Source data
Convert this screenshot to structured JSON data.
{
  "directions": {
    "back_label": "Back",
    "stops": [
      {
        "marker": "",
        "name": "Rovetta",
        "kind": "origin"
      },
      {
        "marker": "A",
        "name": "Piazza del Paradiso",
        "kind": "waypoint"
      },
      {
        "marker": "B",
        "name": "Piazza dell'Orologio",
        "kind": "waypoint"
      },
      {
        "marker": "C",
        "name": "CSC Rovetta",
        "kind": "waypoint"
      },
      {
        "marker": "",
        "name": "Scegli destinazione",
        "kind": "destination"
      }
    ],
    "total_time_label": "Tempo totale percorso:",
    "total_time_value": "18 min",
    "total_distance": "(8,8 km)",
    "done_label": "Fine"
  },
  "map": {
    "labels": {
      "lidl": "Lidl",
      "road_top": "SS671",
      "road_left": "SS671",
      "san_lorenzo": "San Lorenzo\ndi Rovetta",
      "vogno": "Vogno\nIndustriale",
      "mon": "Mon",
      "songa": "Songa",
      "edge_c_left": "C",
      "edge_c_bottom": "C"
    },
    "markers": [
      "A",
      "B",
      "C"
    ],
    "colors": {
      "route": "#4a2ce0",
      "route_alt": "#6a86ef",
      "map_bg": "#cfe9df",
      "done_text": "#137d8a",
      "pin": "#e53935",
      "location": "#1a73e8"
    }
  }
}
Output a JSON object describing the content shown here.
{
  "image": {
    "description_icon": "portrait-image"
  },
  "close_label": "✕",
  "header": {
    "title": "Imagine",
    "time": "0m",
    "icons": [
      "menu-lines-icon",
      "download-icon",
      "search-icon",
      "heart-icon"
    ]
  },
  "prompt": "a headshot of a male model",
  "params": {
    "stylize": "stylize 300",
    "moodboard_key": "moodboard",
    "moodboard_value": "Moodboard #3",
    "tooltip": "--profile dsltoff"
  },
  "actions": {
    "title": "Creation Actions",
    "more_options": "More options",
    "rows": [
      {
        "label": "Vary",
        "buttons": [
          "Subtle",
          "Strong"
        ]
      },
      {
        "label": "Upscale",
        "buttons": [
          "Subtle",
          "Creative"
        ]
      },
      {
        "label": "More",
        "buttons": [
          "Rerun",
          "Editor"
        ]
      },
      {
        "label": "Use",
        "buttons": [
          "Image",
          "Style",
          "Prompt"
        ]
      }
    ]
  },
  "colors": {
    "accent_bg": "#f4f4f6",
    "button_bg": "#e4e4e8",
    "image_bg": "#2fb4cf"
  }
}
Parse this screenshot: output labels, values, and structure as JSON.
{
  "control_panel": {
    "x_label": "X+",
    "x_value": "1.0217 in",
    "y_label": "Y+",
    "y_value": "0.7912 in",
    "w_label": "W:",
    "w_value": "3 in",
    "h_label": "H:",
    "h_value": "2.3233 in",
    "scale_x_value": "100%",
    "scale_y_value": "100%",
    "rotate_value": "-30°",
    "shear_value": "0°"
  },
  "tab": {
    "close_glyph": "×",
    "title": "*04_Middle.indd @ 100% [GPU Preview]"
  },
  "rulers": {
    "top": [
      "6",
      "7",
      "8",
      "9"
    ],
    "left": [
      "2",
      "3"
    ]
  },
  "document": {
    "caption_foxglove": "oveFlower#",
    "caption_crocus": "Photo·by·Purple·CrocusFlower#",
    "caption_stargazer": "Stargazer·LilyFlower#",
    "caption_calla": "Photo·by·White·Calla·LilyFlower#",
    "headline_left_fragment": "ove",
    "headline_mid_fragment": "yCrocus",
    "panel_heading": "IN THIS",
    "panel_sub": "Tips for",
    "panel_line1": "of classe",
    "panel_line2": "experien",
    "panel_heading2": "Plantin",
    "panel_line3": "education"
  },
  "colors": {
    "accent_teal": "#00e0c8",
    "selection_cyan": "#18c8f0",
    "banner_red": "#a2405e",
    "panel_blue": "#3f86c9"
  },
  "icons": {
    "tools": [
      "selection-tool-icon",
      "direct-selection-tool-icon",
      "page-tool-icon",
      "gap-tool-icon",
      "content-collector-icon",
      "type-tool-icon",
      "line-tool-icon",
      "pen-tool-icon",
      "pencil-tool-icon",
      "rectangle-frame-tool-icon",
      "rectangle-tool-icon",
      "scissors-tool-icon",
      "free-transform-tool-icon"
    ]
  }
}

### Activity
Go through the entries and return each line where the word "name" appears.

### Response below
        "name": "Rovetta",
        "name": "Piazza del Paradiso",
        "name": "Piazza dell'Orologio",
        "name": "CSC Rovetta",
        "name": "Scegli destinazione",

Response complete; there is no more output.